[TRY IT] Each line of the listing below must be retyped exactly, with images left out.

[MATERIAL SUPPLIED]
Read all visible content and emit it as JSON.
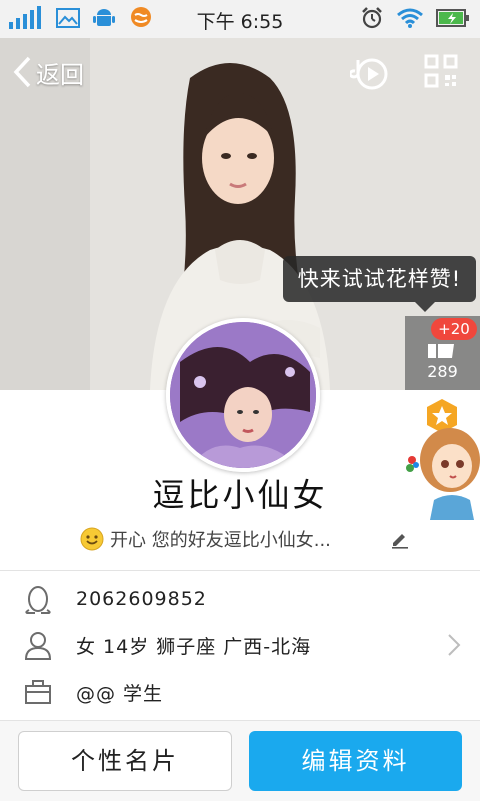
{
  "status_bar": {
    "time": "下午 6:55",
    "left_icons": [
      "signal-icon",
      "image-icon",
      "android-icon",
      "chat-icon"
    ],
    "right_icons": [
      "alarm-icon",
      "wifi-icon",
      "battery-icon"
    ]
  },
  "header": {
    "back_label": "返回",
    "music_icon": "music-play-icon",
    "qr_icon": "qr-code-icon"
  },
  "tooltip": {
    "text": "快来试试花样赞!"
  },
  "like": {
    "badge": "+20",
    "count": "289"
  },
  "profile": {
    "nickname": "逗比小仙女",
    "signature": "开心 您的好友逗比小仙女..."
  },
  "info": {
    "qq_number": "2062609852",
    "details": "女  14岁  狮子座  广西-北海",
    "occupation": "@@ 学生"
  },
  "buttons": {
    "card": "个性名片",
    "edit": "编辑资料"
  },
  "colors": {
    "primary": "#1aa9ee",
    "badge": "#f0473c",
    "tooltip_bg": "#282828"
  }
}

[OUTPUT FOR THIS TASK]
Read all visible content and emit it as JSON.
{
  "status_bar": {
    "time": "下午 6:55",
    "left_icons": [
      "signal-icon",
      "image-icon",
      "android-icon",
      "chat-icon"
    ],
    "right_icons": [
      "alarm-icon",
      "wifi-icon",
      "battery-icon"
    ]
  },
  "header": {
    "back_label": "返回",
    "music_icon": "music-play-icon",
    "qr_icon": "qr-code-icon"
  },
  "tooltip": {
    "text": "快来试试花样赞!"
  },
  "like": {
    "badge": "+20",
    "count": "289"
  },
  "profile": {
    "nickname": "逗比小仙女",
    "signature": "开心 您的好友逗比小仙女..."
  },
  "info": {
    "qq_number": "2062609852",
    "details": "女  14岁  狮子座  广西-北海",
    "occupation": "@@ 学生"
  },
  "buttons": {
    "card": "个性名片",
    "edit": "编辑资料"
  },
  "colors": {
    "primary": "#1aa9ee",
    "badge": "#f0473c",
    "tooltip_bg": "#282828"
  }
}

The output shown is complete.